● Exercise brief
The response must contain every line below in which "最美家庭" appears.
[Dataset excerpts — start]
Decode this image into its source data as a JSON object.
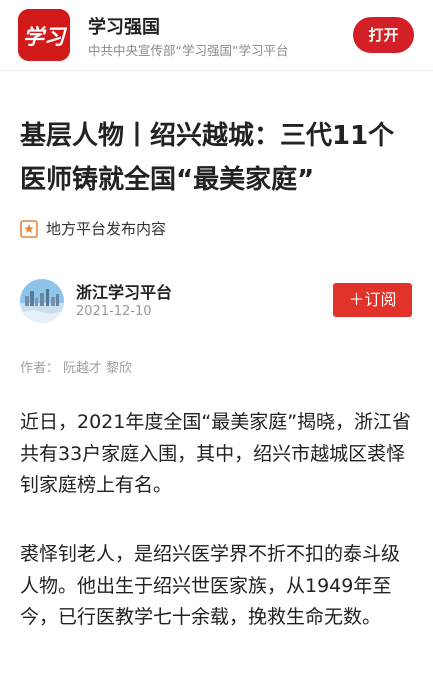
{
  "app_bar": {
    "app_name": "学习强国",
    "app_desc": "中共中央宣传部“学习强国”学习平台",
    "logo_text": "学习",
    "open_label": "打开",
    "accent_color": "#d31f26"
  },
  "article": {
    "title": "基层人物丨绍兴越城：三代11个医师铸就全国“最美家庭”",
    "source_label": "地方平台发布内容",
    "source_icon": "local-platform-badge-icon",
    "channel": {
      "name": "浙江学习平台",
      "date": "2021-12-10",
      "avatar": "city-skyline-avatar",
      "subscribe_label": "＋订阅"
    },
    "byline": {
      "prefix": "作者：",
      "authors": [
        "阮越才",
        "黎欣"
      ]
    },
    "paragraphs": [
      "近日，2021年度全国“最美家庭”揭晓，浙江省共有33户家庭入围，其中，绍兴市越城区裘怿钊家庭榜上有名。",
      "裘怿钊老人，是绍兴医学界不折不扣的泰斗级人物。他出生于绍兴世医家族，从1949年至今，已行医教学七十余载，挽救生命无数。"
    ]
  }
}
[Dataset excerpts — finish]
● Solved problem
    "title": "基层人物丨绍兴越城：三代11个医师铸就全国“最美家庭”",
      "近日，2021年度全国“最美家庭”揭晓，浙江省共有33户家庭入围，其中，绍兴市越城区裘怿钊家庭榜上有名。",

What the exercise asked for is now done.